Once a Warehouse in Savannah, Georgia
Long before this impressive old building housed guests as an inn, it was filled with raw cotton.
Savannah was the world's second largest cotton seaport and warehouses lined the riverfront.
It's hard to grasp this hotel set-up. The huge brick and stone building seemed to grow from a high bluff. On the rear side, it looked way down on the waterfront.
Bridges and Stairs
All these levels meant we dealt with a lot of bridges and stairways, some with signs of caution, due to their age.
That added to the excitement!
A Grand Line up!
Our building was connected to others, just steps away from the beautiful Savannah Cotton Exchange building.
To find the hotel entrance, we crossed a bridge and entered on an upper level, facing the city.
Once inside, it was hard to detect the age of the building.
The lobby felt classy and uncluttered, with a beautiful model ship here and a lovely riverfront painting there.
It wasn't until we viewed the building from the rear that we got a good feel for the age. In 1817, the warehouse had only 2 stories, built of recycled ballast stone.
By 1853 they needed to expand and built upward, with 3 more floors. All these floors had outside access for removal of cotton bales. The bluff in front, along with additional alleys and walkways, allowed for that.
Entering from the lowest floor on the river side, we were better able to visualize the building as a bustling warehouse.
The ballast stone walls met up with thick, brick arches and the stairs and walkways connected the floors and walls.
Up to the Skylight
The climb upward took us away from the rustic stone and brick, to wallpaper and pastel paint and wall murals, depicting historic river scenes. I loved having a little help imagining Savannah 200 years ago.
When we traveled all the way up, we found a small sitting area with potted plants and a wall of bookcases. The skylight, even with gloomy January skies, brightened the space.
The halls gave a good view of the brick arches.
The wooden floors were filled with dark lumps and bumps, but smoothed so perfectly over time. I don't think you could get a splinter, if you tried.
Since the lobby didn't have much in the way of lounging space, it was nice to discover some areas where guests could gather. There was a fitness area and a recreation room with TVs and pool table, but we did our relaxing in the Hospitality Bar.
I wish I'd gotten a photo of the cute little bar that served complimentary wine and the gracious spread of "snacks". We got a seat by the window and nibbled on hummus and guacamole, yummy cheeses and nuts. And even though I think of beignets as breakfast, I couldn't resist when they came around offering piping hot, powdery treats, fresh from the kitchen!
Fresh Looking Room
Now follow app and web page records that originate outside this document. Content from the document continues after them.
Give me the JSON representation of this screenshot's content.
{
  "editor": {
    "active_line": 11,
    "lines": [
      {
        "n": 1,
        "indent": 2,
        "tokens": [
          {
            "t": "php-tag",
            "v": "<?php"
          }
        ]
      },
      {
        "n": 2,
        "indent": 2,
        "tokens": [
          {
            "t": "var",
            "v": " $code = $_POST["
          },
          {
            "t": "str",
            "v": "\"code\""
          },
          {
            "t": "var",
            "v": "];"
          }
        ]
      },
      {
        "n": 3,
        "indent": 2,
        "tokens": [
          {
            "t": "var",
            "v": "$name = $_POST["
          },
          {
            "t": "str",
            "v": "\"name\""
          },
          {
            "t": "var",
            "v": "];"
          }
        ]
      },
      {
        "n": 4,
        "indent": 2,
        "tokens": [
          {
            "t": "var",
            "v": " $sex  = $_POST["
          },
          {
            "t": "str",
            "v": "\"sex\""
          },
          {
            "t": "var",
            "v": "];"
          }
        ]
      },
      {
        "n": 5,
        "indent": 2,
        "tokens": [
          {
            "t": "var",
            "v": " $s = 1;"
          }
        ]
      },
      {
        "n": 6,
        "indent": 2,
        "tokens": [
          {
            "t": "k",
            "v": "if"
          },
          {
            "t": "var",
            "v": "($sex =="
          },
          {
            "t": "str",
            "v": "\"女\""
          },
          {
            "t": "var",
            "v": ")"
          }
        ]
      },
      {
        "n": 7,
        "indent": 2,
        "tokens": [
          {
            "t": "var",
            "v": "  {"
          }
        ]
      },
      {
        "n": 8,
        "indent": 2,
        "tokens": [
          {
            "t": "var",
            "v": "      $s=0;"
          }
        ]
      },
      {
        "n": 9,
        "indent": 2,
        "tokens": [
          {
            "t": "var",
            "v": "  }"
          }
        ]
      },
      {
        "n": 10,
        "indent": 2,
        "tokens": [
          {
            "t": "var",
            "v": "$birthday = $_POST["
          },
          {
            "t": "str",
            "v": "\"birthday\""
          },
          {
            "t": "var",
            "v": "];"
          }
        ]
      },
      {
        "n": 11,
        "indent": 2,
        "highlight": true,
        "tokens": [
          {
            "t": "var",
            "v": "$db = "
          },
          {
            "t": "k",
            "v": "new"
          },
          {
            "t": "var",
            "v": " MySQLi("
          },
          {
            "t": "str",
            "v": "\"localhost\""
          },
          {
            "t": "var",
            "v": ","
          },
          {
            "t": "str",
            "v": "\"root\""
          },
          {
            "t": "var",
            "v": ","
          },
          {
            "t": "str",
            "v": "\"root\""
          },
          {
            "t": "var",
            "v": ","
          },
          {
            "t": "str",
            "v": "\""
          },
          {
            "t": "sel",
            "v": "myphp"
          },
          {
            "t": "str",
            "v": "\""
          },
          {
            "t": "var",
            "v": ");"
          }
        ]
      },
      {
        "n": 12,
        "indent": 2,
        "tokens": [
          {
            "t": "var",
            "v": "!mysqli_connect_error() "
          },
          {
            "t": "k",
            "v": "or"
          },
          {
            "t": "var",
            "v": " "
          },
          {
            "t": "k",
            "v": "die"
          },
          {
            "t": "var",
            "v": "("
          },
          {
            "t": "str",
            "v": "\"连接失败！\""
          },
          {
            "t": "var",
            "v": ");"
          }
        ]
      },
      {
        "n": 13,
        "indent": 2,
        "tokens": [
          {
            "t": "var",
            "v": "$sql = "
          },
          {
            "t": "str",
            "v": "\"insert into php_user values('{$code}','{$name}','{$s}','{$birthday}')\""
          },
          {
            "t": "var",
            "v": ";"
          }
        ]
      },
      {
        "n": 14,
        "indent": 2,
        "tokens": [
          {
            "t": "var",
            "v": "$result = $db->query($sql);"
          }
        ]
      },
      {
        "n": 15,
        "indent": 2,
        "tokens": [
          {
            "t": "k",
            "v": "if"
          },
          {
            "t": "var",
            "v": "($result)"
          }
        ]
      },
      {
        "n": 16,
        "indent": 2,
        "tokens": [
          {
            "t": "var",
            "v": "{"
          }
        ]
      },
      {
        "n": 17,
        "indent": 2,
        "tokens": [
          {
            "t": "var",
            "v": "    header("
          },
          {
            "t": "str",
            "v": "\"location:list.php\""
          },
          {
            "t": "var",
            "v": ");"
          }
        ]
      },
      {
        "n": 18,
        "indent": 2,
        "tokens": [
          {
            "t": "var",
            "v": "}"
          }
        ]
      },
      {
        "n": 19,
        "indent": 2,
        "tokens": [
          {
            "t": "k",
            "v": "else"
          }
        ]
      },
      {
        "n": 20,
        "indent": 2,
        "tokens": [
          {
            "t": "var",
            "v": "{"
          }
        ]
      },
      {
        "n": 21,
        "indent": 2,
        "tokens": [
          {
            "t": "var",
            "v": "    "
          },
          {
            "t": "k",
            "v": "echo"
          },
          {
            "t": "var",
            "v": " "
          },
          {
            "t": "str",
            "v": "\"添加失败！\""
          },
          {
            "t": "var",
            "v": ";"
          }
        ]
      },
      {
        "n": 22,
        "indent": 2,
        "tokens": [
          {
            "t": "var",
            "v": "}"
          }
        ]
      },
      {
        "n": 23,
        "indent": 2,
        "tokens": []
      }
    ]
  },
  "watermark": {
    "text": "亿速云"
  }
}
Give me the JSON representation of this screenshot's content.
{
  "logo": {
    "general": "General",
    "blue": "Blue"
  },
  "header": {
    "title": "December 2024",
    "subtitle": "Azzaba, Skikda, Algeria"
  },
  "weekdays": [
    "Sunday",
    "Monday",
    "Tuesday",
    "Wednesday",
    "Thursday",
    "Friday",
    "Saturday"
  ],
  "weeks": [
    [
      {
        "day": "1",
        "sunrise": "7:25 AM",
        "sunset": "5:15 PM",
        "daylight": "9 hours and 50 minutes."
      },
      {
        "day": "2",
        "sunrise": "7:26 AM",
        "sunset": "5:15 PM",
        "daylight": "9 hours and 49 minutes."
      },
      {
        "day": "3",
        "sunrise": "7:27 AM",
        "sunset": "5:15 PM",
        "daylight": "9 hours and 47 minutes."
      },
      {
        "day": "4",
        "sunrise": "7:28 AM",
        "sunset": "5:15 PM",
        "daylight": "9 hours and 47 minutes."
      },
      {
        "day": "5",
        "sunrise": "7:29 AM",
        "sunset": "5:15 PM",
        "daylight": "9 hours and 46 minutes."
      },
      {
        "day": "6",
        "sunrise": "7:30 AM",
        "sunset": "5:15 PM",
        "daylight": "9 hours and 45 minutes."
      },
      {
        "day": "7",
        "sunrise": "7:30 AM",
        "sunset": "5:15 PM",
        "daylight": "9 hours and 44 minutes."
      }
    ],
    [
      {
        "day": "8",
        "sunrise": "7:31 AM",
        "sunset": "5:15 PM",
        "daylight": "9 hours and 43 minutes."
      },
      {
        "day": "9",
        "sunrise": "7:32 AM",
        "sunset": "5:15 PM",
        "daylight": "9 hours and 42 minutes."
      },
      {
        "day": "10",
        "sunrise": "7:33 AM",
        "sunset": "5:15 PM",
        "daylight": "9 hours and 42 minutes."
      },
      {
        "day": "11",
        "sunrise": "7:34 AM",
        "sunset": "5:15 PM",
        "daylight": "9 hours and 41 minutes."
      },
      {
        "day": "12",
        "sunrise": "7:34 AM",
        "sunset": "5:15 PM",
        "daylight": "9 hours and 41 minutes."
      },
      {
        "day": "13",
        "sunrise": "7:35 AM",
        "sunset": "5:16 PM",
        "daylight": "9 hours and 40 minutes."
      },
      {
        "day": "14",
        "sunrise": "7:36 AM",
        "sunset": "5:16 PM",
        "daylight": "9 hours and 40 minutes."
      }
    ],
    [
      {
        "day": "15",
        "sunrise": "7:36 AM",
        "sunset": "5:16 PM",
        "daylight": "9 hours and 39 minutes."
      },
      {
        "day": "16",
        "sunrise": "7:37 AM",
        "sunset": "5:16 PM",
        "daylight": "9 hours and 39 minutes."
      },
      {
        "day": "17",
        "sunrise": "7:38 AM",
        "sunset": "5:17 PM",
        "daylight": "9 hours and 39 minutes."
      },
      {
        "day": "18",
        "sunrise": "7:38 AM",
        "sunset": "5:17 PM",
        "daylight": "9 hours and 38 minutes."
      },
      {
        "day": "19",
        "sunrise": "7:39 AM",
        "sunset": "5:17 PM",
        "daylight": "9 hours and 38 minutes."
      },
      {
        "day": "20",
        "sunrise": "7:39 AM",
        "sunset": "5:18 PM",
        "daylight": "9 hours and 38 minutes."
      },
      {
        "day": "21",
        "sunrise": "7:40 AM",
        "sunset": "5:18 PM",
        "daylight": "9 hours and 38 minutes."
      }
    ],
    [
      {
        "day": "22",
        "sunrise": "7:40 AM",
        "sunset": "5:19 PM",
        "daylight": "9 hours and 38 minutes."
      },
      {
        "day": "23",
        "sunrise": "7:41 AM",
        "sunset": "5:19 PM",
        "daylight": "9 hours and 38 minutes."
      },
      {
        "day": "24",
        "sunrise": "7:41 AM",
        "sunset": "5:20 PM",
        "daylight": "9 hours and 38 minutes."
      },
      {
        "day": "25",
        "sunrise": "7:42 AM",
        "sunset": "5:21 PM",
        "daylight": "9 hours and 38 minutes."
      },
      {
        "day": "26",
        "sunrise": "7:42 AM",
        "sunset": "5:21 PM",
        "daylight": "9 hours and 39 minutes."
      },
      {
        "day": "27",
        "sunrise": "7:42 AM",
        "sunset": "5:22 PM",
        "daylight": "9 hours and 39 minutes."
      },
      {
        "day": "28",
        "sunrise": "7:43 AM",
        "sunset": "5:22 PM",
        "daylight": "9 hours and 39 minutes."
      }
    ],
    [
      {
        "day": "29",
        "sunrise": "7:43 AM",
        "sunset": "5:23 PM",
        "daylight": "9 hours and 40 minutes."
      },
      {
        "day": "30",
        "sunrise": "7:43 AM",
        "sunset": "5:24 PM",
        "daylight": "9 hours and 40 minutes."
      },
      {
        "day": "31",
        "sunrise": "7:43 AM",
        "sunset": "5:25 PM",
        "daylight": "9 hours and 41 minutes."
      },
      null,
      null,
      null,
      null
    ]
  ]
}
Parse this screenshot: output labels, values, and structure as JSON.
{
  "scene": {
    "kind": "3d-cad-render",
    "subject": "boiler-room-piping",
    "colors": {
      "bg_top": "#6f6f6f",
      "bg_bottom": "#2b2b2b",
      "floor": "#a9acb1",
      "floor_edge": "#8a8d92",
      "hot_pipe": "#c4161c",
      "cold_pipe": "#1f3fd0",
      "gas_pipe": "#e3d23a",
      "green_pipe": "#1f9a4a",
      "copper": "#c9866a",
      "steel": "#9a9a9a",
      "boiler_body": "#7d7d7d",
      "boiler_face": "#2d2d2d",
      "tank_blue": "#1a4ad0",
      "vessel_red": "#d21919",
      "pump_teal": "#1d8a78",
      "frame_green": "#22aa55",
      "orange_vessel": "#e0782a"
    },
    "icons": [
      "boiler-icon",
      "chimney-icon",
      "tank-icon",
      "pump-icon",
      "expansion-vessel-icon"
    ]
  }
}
Our room was spacious and felt nicely updated. It was hard to believe our comfy hotel was actually in a warehouse state as recently as 1987.
Our windows let in lots of light, but not much in the way of a view... unless we wanted to wave to all the people going by on the walkway.
I'm not sure how this space was used in 1853, when they added the new floors. I like to picture the factors, those professionals who graded cotton, warming their hands at this fireplace.
If we'd gotten a river view room, we might have had a small balcony. That's where the factors kept an eye on the cargo ships arriving and unloading.
Staying Warm and Dry
It would have been fun if the fireplace had worked. It turned chilly that night and a fire would have been a treat.
The next morning we woke to rain and suddenly realized how handy that umbrella in the holder could be.
The hotel had two restaurants overlooking the river. We had a decent and informal lunch at Tubby's, on the upper deck.
But one perk of the hotel is that you really can walk anywhere. For dinner, we found the delightful "Boar's Head Grille & Tavern", just steps away in another old warehouse.
I will remember less about our comfortable hotel room than I will the idea of what our hotel once was.
And maybe even more memorable than our warehouse/hotel itself, was what it was sandwiched between. I will always remember how our hotel opened to the busy river on one side...
...and cozied up to the bluffs and brick and stone on the other side. Pretty nice combination!
My New Year's Resolution for 2014 was to start documenting some of the memorable overnights I've had in some very odd and curious motels and hotels. Like the adventures in my Dining Blog, I have learned to enjoy the surprises that happen when you step out of the comfort zone, far away from the well-known chains.
I began with a few entries recalling my very first home away from home memories from my youth. Then, I started sharing about some of the quirky and unforgettable motels, hotels and inns that my husband and I have discovered in recent years.
The best part about this challenge was making some lists with Don and getting on the road in search of new overnight adventures. I gave myself a 2-year goal to write up 90 stories and the goal was met. Now we just keep on adding!